Tonight, I open our local free paper, the Stateline News, and find a full page ad the Beloit Education Association took out to print a report card on our current school board. It’s less of an advertisement and more of an indictment of two of our current school board members: Pam Charles and Shannon Scharmer.
A few things struck me as I read this.
First, I’ve been hearing lots of rumors about improprieties on the current board, and the ad covers these pretty well and with some measure of authority. Those rumors are a major reason I considered running for the board myself this year. Although I decided I couldn’t in good conscience make that kind of commitment at the moment, it’s also the reason I did choose to help out with the campaigns for two candidates I believe in: Amy Oselio and Missy Henderson.
Second, I’m grateful that someone finally decided to investigate the rumors and bring them into the light. It needed to be large group with some cash to hire a lawyer in case of the potential libel suits such accusatory language can expect to incite. The BEA fits that bill and has a strong enough interest in the makeup of the school board to dig deep.
Third, I’m saddened that our local paper, the Beloit Daily News, didn’t step up to handle this investigation itself. I’ve always treasured the idea of an unbiased fourth estate that can dig into these sorts of matters for the betterment of the community, but if there’s such a watchdog here in town, he slept right through this one. I spend most of my time in my own world, and I’d heard these rumors. The BDN had to have heard of them too, and yet I saw no mention of this in its pages.
I expect that may change soon, but would it have without the prodding of the BEA?
The one point I didn’t like about the BEA ad was the cheap shot they took at the nascent Gifted and Talented program we have here in Beloit. We have a real problem in this city with the wealthier people taking their kids out of our public schools and placing them in private schools or in neighboring public schools. One big reason for this is that these parents don’t see many if any services being offered to kids with the potential to excel. In my neighborhood, we’re in the stark minority here in keeping our kids in the Beloit public school.

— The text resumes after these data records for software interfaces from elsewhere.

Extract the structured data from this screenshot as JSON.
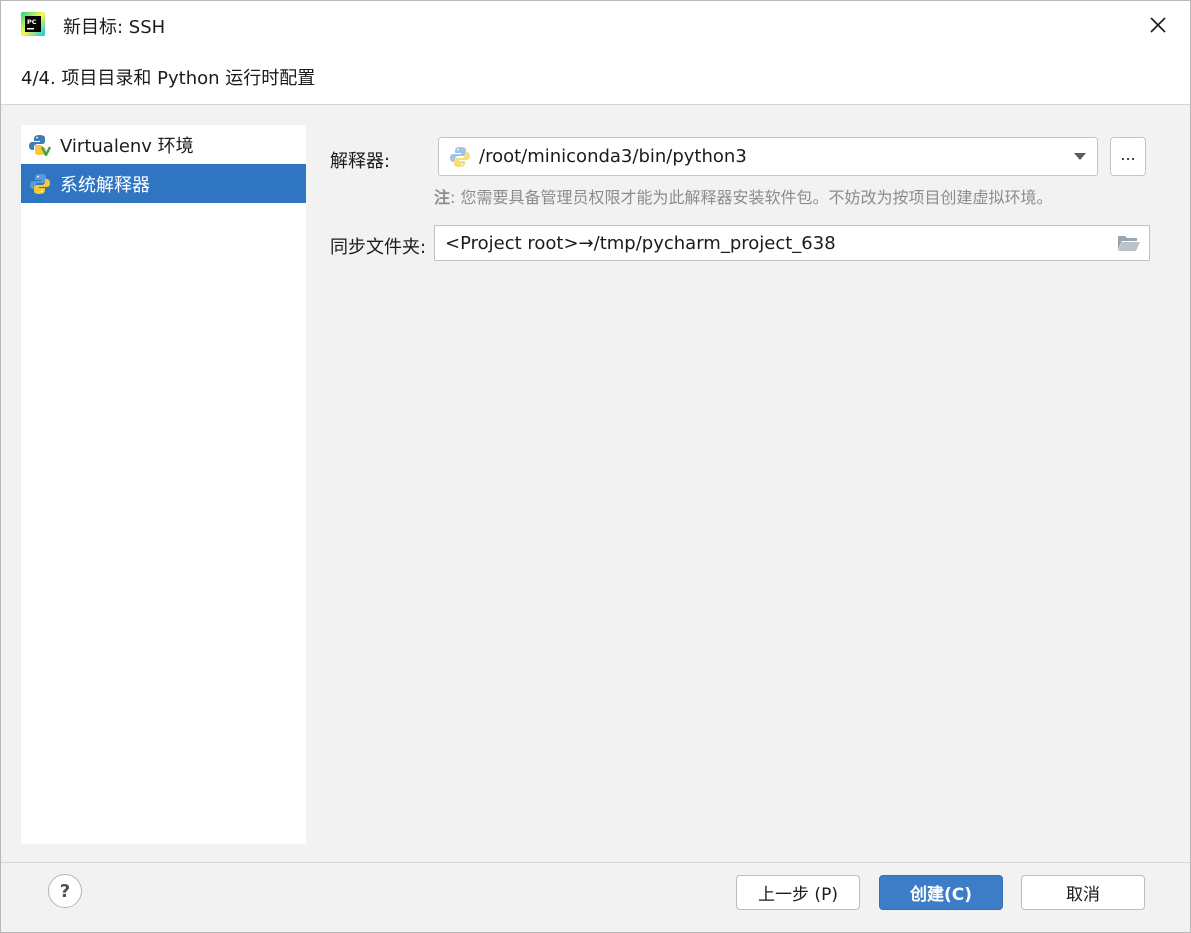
{
  "window": {
    "title": "新目标: SSH",
    "app_icon": "pycharm-icon",
    "close_icon": "close-icon"
  },
  "header": {
    "step_title": "4/4. 项目目录和 Python 运行时配置"
  },
  "sidebar": {
    "items": [
      {
        "label": "Virtualenv 环境",
        "icon": "python-virtualenv-icon",
        "selected": false
      },
      {
        "label": "系统解释器",
        "icon": "python-icon",
        "selected": true
      }
    ]
  },
  "form": {
    "interpreter_label": "解释器:",
    "interpreter_value": "/root/miniconda3/bin/python3",
    "browse_label": "...",
    "note_prefix": "注",
    "note_text": ": 您需要具备管理员权限才能为此解释器安装软件包。不妨改为按项目创建虚拟环境。",
    "sync_label": "同步文件夹:",
    "sync_value": "<Project root>→/tmp/pycharm_project_638"
  },
  "footer": {
    "help_label": "?",
    "back_label": "上一步 (P)",
    "create_label": "创建(C)",
    "cancel_label": "取消"
  },
  "colors": {
    "accent": "#2f75c1",
    "primary_button": "#3d7dc8",
    "background": "#f2f2f2"
  }
}
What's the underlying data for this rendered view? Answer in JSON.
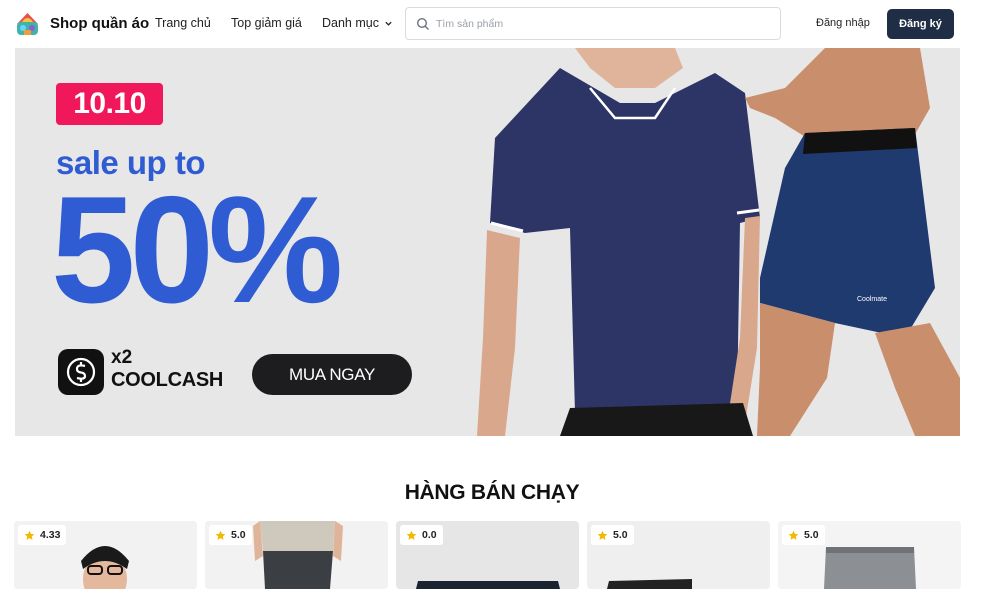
{
  "header": {
    "brand": "Shop quần áo",
    "nav": {
      "home": "Trang chủ",
      "top_deals": "Top giảm giá",
      "categories": "Danh mục"
    },
    "search": {
      "placeholder": "Tìm sản phẩm",
      "value": ""
    },
    "login": "Đăng nhập",
    "register": "Đăng ký"
  },
  "banner": {
    "badge": "10.10",
    "headline": "sale up to",
    "percent": "50%",
    "coolcash_multiplier": "x2",
    "coolcash_label": "COOLCASH",
    "cta": "MUA NGAY",
    "colors": {
      "accent_blue": "#2f5bd3",
      "badge_pink": "#f0185a"
    }
  },
  "best_sellers": {
    "title": "HÀNG BÁN CHẠY",
    "products": [
      {
        "rating": "4.33"
      },
      {
        "rating": "5.0"
      },
      {
        "rating": "0.0"
      },
      {
        "rating": "5.0"
      },
      {
        "rating": "5.0"
      }
    ]
  },
  "icons": [
    "logo-icon",
    "chevron-down-icon",
    "search-icon",
    "coolcash-icon",
    "star-icon"
  ]
}
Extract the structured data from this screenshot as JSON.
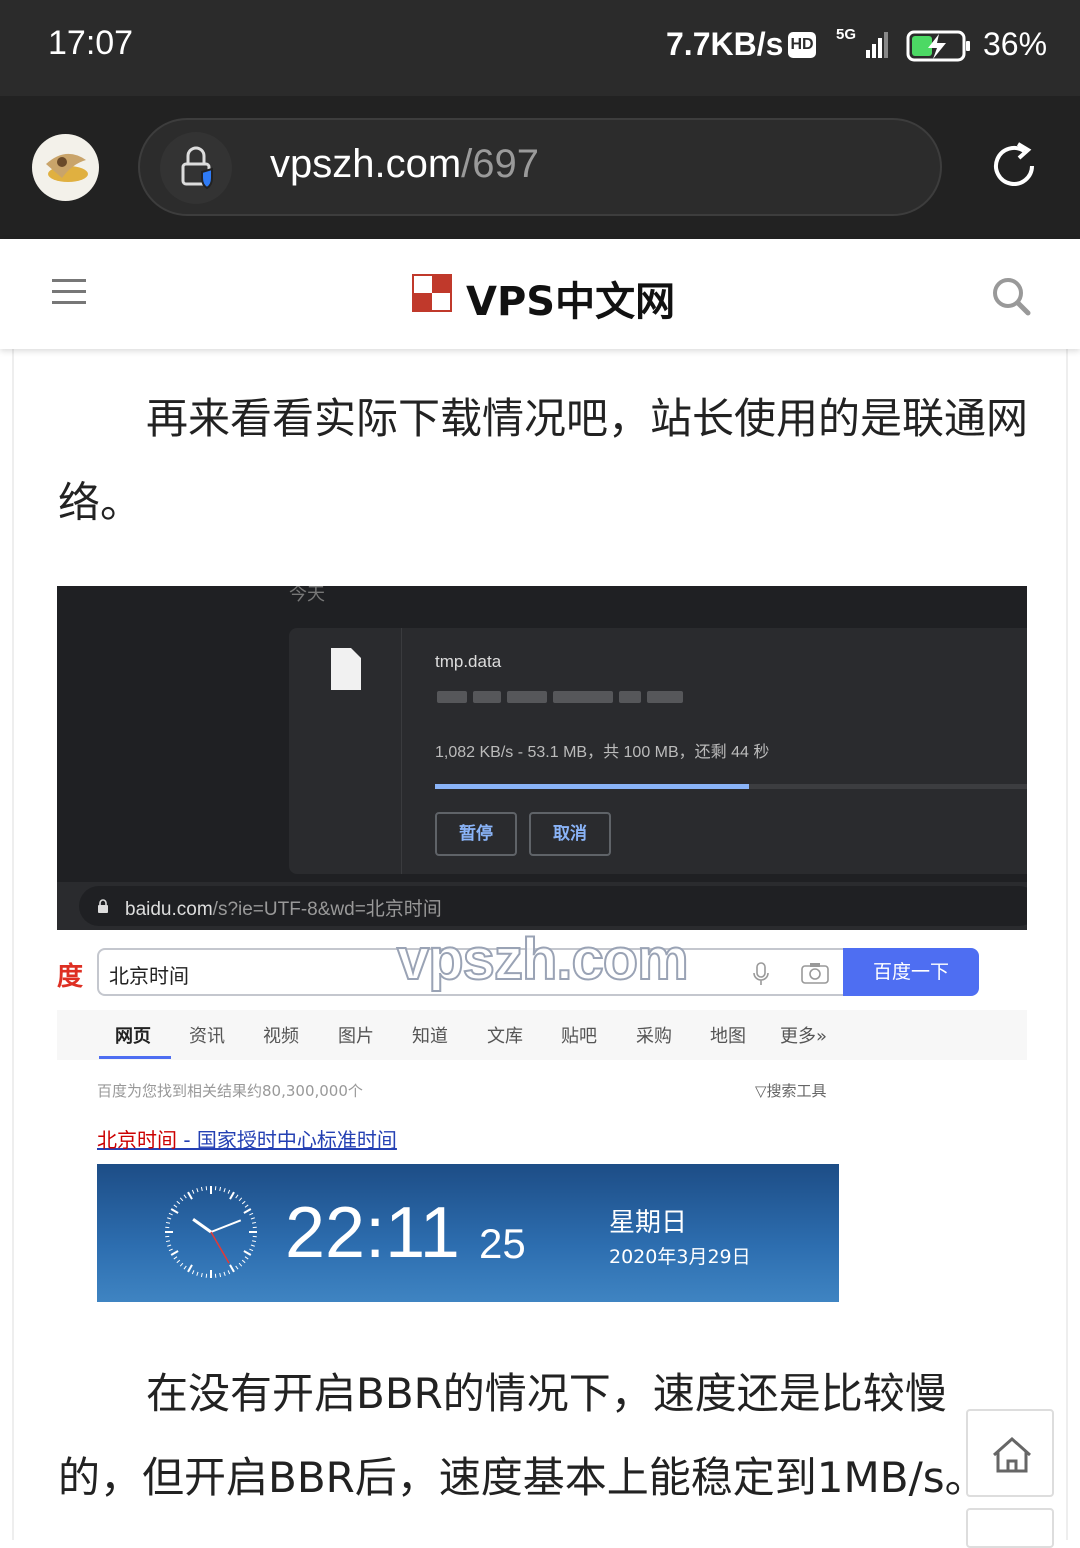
{
  "status_bar": {
    "time": "17:07",
    "net_speed": "7.7KB/s",
    "hd_badge": "HD",
    "network": "5G",
    "battery": "36%",
    "battery_level": 0.36
  },
  "browser": {
    "url_domain": "vpszh.com",
    "url_path": "/697"
  },
  "site_header": {
    "name": "VPS中文网",
    "logo_text": "VPS中文网"
  },
  "article": {
    "para1": "再来看看实际下载情况吧，站长使用的是联通网络。",
    "para2": "在没有开启BBR的情况下，速度还是比较慢的，但开启BBR后，速度基本上能稳定到1MB/s。"
  },
  "screenshot": {
    "today_label": "今天",
    "file_name": "tmp.data",
    "progress_text": "1,082 KB/s - 53.1 MB，共 100 MB，还剩 44 秒",
    "progress": 0.531,
    "pause_label": "暂停",
    "cancel_label": "取消",
    "address_host": "baidu.com",
    "address_query": "/s?ie=UTF-8&wd=北京时间",
    "watermark": "vpszh.com",
    "baidu_logo": "度",
    "search_value": "北京时间",
    "search_button": "百度一下",
    "tabs": [
      "网页",
      "资讯",
      "视频",
      "图片",
      "知道",
      "文库",
      "贴吧",
      "采购",
      "地图",
      "更多»"
    ],
    "result_count": "百度为您找到相关结果约80,300,000个",
    "search_tools": "搜索工具",
    "result_title_highlight": "北京时间",
    "result_title_rest": " - 国家授时中心标准时间",
    "clock_time": "22:11",
    "clock_seconds": "25",
    "weekday": "星期日",
    "date": "2020年3月29日"
  }
}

This creates a huge problem because the funding our schools receive from the state is based upon the number of students we have. When we lose a student, we lose about $10,000 a year. If we kept a good chunk of our departing students here in town, we’d have more than enough money to fund the Gifted and Talented program.
The worst part is those kids who leave are the ones who would be best able to up our average test scores, a metric our teachers and administrators worry about a lot. If we kept them around, we’d not only have more cash, we’d have more successful schools. Instead, we find ourselves in a death spiral. The Gifted and Talented program represents one easy way to reverse that doomed direction, but the school administrators never seemed to get behind it.
The ad claims that we’re spending half a million dollars on 33 kids, and this is disingenuous. That much may have been budgeted, but I’d be surprised to see if that much has really been spent. My son Marty is one of those 33 kids who’ve been identified, so I’ve seen the developing program from the inside. I could go into excruciating detail about the problems the program has, but it just started up in the fall, so I’m willing to cut it some slack while it ramps up—if the board doesn’t strangle it in its crib.
Seriously, though, to claim that we’ve only been able to pick out 33 gifted kids from the over 7,000 we serve in our district is insulting. That’s less than one half of one percent. The other 99.5+% are apparently either average or below that. It’s the polar opposite of Lake Wobegon.
It means one of three things:
1) We have very stupid children in Beloit.
2) We have very stupid people administering our Gifted and Talented program.
3) We have very stupid people making this claim.
Actually, I’d be generous enough to say it could be some combination of both 2 and 3. I’ve been involved in the schools here for the past five years, and I can emphatically say that the answer is not #1. I don’t know exactly where our student population ranks nationally as a crew, but there’s no way that our kids are that dumb. We haven’t driven off all the gifted and talented kids—not yet.
It could be that the people involved in bringing us this ridiculous statistic—either by causing it or reporting it—are deceitful or even malicious rather than stupid. I generally respect Hanlon’s razor in such cases, but I’m prepared to back Vice-President Biden’s feelings when it comes to budgets: “Don’t tell me what you value, show me your budget, and I’ll tell you what you value.”
That aside, allow me to be emphatic in my endorsement of Amy Oselio and Missy Henderson. I’ve known both women for years—Missy used to trade babysitting with my mother when I was still in diapers—and they’re both excellent candidates with the best interests of our students at the top of our respective agendas.
Best of all, they’re both level-headed, smart, and ethical. They know the system inside and out. They ask the right questions. They explore excellent answers. Please vote for them both this Tuesday, April 7.
We get to cast three votes for school board this time around. Two should go to Amy and Missy.
As for the third, well, my mother tried to teach me to not rip people in public, and while I don’t always live up to her expectations, I do at least try. All I can say is that—according to the BEA’s ad —you could do a lot worse than using your third vote for either Tia Johnson or Jessica Everson. A lot worse.